The depth of sin was revealed, which Luther interpreted as the human arrogance that attempts to justify oneself before God (I am sure this doesn’t apply to anyone here – no arrogance and no one who attempts to justify their actions before God and others).  In addition to the revealing of our sin, God justifies us and declares us not guilty through the righteousness of Christ, who acts, loves, and believes on our behalf. This is important to grasp, because many of us don’t really think we are that bad.  We don’t believe we are really deserving of punishment – certainly not hell. But in order to understand how God’s grace works in forgiveness, we must first grasp the grace and mercy God has shown to us for our sins – which is what Paul reveals in this morning’s passage.

The first thing we have to do is get in touch with our sinfulness.  As Methodists, we don’t really preach those kinds of “hell, fire, and damnation messages.”  We prefer the “you are loved of God” messages.  This hasn’t helped our people understand the need for extravagant forgiveness and mercy.  While I am certainly not encouraging us to beat each other up, a healthy dose of our position before God would help us deal with our arrogance as it relates to sin.  How can you really be thankful for forgiveness if you don’t feel you need it?  Which leads to another problem as we begin to think about forgiving others…

If we truly believe God has forgiven us, then it is easier to forgive others as God forgives us. Jesus indicates in the gospels that if we do not forgive others, we in turn cannot receive forgiveness – not because God chooses not to forgive us, but rather because we choose to close off the channel of grace.

Simply put, I like to think of grace flowing through us like a drain.  If we identify our deep need for forgiveness and receive great mercy and grace, we are more motivated to forgive others.  If we really don’t feel we need that much forgiveness, we don’t have that much grace to share with others.  Also, if we refuse to forgive others, we do not allow the grace of God we have received to be shared with others which shuts down our ability to receive grace.  When the drain is clogged nothing comes out…and nothing more can go in.  Forgiveness is a spiritual act between you and God. We must forgive the other because if we don’t, our spirits become narrow, distorted and selfish.

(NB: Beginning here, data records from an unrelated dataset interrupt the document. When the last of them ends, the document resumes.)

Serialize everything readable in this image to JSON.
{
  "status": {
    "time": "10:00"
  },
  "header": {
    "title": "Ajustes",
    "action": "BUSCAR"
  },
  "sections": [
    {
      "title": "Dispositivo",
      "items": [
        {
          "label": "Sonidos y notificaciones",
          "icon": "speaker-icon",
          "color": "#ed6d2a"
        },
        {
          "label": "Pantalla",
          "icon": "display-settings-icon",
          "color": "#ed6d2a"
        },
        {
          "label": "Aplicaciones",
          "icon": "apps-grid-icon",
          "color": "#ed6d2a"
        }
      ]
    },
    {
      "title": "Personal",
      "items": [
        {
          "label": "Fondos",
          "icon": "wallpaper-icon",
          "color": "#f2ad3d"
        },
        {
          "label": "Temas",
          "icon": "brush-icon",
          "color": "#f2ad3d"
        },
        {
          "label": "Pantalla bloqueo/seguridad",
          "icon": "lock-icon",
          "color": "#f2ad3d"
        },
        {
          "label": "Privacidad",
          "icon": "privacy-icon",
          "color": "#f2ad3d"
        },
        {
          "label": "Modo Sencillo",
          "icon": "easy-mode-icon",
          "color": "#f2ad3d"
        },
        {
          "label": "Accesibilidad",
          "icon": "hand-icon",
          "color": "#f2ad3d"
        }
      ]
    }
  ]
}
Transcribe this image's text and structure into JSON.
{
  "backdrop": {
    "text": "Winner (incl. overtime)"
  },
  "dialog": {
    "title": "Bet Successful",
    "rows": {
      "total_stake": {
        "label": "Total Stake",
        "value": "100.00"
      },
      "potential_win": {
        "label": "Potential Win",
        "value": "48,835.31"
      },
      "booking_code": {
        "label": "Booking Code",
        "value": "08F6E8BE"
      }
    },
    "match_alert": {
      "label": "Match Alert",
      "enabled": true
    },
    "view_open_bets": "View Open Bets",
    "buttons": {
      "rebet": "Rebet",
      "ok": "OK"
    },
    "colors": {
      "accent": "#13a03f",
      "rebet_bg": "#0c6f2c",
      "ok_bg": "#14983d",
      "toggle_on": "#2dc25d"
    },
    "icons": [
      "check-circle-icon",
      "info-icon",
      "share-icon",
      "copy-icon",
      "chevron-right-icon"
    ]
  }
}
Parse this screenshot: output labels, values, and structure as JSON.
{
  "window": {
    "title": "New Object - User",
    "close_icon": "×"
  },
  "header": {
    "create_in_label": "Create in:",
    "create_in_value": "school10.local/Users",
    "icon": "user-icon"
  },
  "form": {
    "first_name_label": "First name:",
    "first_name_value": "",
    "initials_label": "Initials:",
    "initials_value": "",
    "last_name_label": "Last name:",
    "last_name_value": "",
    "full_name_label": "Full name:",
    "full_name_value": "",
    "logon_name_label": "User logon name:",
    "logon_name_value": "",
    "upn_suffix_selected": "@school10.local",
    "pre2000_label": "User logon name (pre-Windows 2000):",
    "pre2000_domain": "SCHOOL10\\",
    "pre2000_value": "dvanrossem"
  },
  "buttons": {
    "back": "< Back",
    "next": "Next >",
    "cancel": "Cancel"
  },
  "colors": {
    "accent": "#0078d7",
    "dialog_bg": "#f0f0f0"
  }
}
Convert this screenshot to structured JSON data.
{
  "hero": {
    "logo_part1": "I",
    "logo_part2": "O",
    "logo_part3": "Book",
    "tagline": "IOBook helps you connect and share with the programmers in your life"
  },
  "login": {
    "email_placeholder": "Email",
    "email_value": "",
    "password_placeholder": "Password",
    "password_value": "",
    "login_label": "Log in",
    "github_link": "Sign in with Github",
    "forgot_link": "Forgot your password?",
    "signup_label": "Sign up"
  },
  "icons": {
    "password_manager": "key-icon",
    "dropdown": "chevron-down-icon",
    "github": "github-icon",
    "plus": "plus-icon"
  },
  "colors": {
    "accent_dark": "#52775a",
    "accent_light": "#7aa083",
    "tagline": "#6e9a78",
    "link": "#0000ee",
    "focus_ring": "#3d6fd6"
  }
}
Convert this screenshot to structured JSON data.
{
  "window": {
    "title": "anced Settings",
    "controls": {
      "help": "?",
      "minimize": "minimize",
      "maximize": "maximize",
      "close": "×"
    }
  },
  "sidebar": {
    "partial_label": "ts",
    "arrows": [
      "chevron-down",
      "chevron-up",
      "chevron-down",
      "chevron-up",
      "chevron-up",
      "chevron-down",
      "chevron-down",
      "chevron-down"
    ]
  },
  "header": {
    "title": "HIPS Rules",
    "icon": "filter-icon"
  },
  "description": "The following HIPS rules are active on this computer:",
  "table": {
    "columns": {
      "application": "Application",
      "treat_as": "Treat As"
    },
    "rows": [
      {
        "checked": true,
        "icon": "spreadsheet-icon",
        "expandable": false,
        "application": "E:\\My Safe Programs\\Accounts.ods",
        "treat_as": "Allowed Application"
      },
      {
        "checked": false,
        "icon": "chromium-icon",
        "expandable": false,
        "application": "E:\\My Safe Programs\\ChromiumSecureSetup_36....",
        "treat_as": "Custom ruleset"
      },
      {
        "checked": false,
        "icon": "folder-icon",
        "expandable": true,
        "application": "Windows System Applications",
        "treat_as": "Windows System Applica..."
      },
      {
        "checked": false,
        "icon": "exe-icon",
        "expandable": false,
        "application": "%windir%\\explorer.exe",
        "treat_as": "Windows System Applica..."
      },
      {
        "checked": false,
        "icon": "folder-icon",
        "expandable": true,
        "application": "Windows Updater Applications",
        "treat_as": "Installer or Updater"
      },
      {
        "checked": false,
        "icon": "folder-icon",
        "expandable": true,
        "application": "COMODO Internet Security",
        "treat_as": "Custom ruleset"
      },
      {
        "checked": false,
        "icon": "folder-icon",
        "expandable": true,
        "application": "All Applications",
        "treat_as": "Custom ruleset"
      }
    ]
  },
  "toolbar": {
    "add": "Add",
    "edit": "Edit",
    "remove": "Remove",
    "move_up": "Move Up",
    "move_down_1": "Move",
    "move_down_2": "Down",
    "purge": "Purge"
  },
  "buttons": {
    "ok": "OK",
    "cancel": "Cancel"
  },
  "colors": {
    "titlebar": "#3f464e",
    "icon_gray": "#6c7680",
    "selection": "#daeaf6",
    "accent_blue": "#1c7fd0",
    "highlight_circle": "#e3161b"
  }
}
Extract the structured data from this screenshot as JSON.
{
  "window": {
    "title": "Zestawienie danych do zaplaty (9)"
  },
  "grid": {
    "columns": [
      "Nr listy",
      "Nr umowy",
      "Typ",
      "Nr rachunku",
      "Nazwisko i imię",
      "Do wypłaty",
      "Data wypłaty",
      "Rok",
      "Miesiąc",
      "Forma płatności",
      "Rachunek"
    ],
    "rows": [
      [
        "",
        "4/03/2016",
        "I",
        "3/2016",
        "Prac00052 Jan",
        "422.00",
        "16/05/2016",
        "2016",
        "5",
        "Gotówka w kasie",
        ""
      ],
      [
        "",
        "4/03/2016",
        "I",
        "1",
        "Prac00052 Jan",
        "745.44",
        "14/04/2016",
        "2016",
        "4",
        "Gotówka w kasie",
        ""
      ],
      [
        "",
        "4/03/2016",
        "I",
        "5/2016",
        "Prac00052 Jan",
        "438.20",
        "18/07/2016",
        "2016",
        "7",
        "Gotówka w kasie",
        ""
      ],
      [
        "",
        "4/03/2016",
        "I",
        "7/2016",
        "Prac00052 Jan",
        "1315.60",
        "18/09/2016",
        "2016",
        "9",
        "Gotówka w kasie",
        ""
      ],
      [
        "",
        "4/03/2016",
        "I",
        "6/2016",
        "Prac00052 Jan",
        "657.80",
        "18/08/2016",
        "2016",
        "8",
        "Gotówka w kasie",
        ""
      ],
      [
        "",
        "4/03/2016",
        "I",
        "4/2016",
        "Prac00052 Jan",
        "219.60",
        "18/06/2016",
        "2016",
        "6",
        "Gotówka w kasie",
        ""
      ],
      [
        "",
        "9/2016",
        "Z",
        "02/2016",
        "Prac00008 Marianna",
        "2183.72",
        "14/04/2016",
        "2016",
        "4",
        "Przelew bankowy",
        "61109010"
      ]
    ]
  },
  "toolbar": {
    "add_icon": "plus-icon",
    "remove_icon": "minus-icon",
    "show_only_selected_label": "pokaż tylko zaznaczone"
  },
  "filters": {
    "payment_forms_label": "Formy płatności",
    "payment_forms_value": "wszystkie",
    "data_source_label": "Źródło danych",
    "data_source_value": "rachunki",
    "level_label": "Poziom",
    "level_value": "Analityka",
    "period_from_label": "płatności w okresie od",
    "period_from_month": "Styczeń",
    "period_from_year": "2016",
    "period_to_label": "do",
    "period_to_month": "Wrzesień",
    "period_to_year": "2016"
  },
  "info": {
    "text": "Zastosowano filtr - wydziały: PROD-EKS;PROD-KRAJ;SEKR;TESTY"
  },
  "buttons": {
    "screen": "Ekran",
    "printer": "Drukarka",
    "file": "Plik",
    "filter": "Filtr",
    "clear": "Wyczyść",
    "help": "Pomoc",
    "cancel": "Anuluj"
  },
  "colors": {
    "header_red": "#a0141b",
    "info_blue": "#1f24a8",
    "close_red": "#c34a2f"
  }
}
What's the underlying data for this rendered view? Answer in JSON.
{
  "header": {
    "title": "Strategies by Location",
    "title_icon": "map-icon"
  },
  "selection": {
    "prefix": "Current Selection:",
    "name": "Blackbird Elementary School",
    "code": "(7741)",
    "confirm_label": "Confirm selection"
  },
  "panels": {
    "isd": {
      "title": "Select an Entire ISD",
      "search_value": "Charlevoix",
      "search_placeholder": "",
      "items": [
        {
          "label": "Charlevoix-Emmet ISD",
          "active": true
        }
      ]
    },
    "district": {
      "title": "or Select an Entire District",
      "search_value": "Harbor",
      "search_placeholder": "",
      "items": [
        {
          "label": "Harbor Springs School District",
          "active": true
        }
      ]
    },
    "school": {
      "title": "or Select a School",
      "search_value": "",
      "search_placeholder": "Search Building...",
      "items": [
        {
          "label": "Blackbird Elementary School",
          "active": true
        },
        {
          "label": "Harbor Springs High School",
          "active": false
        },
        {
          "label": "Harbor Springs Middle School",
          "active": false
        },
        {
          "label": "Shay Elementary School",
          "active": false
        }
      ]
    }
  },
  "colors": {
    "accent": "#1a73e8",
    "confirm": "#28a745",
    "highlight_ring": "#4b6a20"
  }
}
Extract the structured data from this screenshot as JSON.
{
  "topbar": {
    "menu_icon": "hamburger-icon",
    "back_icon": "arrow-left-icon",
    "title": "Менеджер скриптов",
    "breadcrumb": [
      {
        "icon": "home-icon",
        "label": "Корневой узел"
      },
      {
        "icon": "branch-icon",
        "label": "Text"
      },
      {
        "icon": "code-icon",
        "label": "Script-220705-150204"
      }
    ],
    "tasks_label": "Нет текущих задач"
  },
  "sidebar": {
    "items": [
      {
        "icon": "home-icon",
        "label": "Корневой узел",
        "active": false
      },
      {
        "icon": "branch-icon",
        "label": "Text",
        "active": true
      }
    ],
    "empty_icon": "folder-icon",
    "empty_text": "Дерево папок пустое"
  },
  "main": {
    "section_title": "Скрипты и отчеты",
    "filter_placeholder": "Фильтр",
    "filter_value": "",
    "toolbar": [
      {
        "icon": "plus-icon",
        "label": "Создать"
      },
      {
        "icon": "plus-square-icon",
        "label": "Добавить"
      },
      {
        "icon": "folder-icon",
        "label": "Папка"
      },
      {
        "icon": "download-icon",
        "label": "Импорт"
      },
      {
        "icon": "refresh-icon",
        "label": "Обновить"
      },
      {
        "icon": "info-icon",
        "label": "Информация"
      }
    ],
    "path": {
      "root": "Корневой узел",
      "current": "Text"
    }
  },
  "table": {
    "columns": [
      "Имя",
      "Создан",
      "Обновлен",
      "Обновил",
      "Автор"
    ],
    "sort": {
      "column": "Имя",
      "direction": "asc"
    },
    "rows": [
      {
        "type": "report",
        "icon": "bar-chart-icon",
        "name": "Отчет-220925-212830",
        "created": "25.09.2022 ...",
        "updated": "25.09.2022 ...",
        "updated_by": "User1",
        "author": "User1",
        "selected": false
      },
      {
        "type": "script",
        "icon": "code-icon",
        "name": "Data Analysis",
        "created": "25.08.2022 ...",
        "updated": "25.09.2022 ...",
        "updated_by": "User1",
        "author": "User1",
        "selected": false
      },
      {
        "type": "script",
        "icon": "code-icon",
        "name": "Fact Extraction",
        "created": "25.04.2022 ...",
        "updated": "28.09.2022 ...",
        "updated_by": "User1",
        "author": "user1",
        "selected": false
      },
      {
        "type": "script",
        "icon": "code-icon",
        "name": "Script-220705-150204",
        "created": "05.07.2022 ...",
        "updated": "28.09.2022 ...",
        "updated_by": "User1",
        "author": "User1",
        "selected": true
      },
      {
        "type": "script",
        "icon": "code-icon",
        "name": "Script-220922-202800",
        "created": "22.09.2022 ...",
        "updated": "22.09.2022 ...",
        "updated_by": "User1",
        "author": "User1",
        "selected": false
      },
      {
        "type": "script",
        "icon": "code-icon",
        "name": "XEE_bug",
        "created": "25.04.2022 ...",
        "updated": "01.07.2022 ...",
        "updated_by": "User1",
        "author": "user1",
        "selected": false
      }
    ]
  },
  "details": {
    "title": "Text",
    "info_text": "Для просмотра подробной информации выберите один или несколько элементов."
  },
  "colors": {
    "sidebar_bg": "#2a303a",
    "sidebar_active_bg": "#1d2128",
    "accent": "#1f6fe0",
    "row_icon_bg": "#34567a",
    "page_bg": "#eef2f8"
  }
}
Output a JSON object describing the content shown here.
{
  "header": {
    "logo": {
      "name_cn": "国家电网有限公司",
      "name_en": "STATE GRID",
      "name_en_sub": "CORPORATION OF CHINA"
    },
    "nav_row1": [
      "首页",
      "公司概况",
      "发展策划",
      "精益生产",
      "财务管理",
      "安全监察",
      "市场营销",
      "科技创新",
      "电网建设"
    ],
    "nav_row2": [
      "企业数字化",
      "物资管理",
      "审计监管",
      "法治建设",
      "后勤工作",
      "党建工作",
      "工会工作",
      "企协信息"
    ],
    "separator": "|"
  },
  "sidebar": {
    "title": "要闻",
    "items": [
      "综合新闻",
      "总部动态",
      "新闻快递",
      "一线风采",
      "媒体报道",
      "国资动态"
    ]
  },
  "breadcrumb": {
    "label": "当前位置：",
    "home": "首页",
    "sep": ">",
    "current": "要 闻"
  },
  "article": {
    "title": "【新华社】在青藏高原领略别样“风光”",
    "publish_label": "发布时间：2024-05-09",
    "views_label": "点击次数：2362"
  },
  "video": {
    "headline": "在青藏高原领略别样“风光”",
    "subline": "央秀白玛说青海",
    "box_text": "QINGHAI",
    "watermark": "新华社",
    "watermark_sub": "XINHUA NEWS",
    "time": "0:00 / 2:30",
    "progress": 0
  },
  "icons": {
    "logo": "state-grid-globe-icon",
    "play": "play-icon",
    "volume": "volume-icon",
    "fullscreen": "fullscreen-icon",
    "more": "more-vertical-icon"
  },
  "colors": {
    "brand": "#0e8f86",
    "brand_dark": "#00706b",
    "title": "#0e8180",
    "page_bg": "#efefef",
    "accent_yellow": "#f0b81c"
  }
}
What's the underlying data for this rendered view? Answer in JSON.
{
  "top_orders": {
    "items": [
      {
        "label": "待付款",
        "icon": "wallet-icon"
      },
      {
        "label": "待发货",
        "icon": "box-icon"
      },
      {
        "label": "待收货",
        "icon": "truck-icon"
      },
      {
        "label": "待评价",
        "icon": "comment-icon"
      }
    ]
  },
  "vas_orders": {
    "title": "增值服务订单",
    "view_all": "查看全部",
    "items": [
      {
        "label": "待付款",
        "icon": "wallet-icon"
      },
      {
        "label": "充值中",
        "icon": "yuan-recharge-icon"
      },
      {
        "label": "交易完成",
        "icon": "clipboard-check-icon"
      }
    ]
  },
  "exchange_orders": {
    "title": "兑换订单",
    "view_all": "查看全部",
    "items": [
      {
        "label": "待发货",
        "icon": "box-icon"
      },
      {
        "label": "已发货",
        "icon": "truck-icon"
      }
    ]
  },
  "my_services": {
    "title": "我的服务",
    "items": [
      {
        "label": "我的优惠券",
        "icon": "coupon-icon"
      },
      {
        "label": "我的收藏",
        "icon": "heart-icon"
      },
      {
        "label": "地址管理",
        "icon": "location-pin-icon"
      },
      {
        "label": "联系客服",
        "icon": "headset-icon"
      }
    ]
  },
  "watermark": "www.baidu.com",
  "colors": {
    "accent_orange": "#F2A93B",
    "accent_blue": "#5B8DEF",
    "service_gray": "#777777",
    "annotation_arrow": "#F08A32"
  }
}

That in turn keeps us from receiving the grace of forgiveness from God. When you forgive another, it is something that takes place in the spirit – you are set free to be a channel of grace again.

Forgiveness is required and necessary.  I will never forget that brave young girl in that small church in South Georgia who desired to be a whole person and a vessel of grace. I don’t know where she is now or what she is doing, but I can tell you this. If my God is willing to forgive me…and if that girl was willing to forgive her uncle…than, by God’s help, I can forgive anyone who wrongs me. Lord, let your grace and mercy flow through me.